1. Bring your host something.
Ideally something your city/town is known for. Coming from New York? Bring Ess-a bagels. Seattle? Zoka's Sumatra Harimau Tiger coffee. If you visit me from Saint Louis, I want some toasted ravioli from Charlie Gitto’s. I don’t care if it makes your luggage smell like an Italian diner, pack it in Tupperware, because I still want it.
2. Schedule like you’re Anna Wintour’s P.A.
Lots of people think vacations mean a complete break from all the planning that goes on during the rest of their lives. And if you stay at a hotel, then yep, it’s the break you deserve! Go ahead and sleep until noon, think about waking up, then sleep for another hour.
But if you’re staying with a friend, this is off the agenda, unless you actually schedule it into the agenda. Hosts have jobs and outside commitments and reasons they might like to use their living room couch. So if you’re not going to pay for a hotel, schedule things ahead of time so your host knows how to work her regular life around her hosting life. If you want to spend the day on the couch watching TV, then let her know that’s your plan. She can then decide to use that day to catch up on her [whatever] and everyone can be happy.
Here’s the tricky part: You have to actually stick to the schedule. Just because you have the capacity to send a text message doesn’t mean you can send one at 2:50 that says, “Hey, I know we planned to go to the museum at 3, but I just started lunch. OK?”
Nope, not OK. You planned for 3, and your host probably scheduled her work around that. She might even have told other people to meet at 3. You should to be ready to go at 3. This is another one of those lessons that applies far beyond the guest-host relationship. Maybe just try to never do this to anyone ever, via any means of communication.
3. Give your host some space.
This applies to both physical and mental space. Keep your things contained, if possible. Don’t start strewing bits of clothing around your host’s bedroom. Perfect your strewing technique on a different sort of overnight visit.
Give your host some mental space by keeping yourself occupied for at least two hours each day. Hosting is exhausting, so acknowledge this by making yourself scarce. There are so many great things to do in whatever city you’re in! Go for a walk and take in the sights. That café down the street is famous for its croissants; you should definitely go eat them.

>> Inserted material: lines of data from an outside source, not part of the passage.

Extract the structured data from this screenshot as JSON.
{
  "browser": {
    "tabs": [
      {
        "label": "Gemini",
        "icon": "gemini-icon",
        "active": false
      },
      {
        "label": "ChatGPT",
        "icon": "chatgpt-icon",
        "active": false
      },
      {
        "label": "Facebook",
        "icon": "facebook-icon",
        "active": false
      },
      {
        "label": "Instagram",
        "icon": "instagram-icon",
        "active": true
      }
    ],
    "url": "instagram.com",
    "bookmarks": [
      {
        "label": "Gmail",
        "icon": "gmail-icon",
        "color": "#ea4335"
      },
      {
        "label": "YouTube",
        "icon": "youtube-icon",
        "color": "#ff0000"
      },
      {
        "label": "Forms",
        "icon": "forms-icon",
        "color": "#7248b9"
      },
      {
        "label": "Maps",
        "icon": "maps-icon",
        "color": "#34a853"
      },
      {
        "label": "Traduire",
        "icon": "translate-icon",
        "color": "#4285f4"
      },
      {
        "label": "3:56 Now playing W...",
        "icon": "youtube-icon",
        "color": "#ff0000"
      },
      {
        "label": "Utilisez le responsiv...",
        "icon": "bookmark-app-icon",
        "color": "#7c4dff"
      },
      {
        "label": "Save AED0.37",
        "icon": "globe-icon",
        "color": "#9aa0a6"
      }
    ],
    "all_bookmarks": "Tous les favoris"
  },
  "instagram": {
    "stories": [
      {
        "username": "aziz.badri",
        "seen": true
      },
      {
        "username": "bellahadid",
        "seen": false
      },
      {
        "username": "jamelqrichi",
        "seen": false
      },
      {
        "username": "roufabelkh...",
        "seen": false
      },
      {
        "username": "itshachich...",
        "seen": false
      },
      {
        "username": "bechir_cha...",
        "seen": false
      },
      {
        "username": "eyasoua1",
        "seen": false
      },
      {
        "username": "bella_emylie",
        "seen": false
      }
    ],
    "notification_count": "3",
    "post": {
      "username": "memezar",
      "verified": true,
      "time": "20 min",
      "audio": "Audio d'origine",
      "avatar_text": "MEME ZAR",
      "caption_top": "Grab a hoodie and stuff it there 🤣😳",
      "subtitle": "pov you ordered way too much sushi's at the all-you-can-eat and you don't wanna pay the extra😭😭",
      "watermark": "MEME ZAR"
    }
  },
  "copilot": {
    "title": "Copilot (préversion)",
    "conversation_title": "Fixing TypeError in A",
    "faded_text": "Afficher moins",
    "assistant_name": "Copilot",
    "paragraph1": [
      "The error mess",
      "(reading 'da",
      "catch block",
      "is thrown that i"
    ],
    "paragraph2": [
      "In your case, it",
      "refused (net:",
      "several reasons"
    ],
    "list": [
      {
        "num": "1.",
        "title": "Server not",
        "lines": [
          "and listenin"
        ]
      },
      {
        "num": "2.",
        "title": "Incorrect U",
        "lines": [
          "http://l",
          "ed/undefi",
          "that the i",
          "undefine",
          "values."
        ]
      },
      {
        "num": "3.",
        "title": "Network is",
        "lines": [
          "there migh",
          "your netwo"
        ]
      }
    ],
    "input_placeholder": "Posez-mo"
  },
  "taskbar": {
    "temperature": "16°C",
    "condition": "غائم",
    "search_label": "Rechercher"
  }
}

4. Respect your host’s relationships with other people.
You know who else lives in the city where you’re going? Dave! Oh man, it would be so great to get together with Dave. You’ll probably call him and tell him that he should get a drink with you and your host on Thursday. I hope that before you do this, you check with your host and make sure she didn’t drunkenly hook up with him last Memorial Day, have it go really badly, and then have to change her running route so she wouldn’t pass his house anymore.
5. Buy dinner.
If you’re going to skip the other items on this list, at least do this one. This is the easiest step and the one you’ll get the most credit for. Buy dinner. Buy it more than once. In-n-Out doesn’t count, and neither does a coffee run.
Maybe, like me, you’re a grad student with no income. While this is a great excuse for lots of things — homemade Christmas gifts, not attending your cousin’s third wedding, perpetual adolescence — it isn’t an excuse here. If you can afford the trip, you can afford to buy dinner. And if you don't want to shell out for a restaurant, you can just as easily buy ingredients to make a delicious meal for your host at home. (Note: This is not the same as making a meal with ingredients she has already bought. Also, clean up afterward.)
Generally, the cost of the meal should be proportional to the number of nights you’re staying, the amount of inconvenience you’ve put your host through, and your income level. A three-night stay should be, minimum, a $15 entree + drinks. Hopefully, things will go so swimmingly that the next time your friend visits you, she’ll spring for dinner at Melisse.
6. Don't overstay.
Ben Franklin said that "fish and visitors smell in three days," and modern technology has solved only one of these problems.
Liz Levin's cotillion training taught her a great trick for remembering which side your bread plate goes on but not much else. She's currently a law student in Los Angeles, and alhough she loves her house guests, she just needs to put in a few more hours at the library, then promises she'll be free to hang out.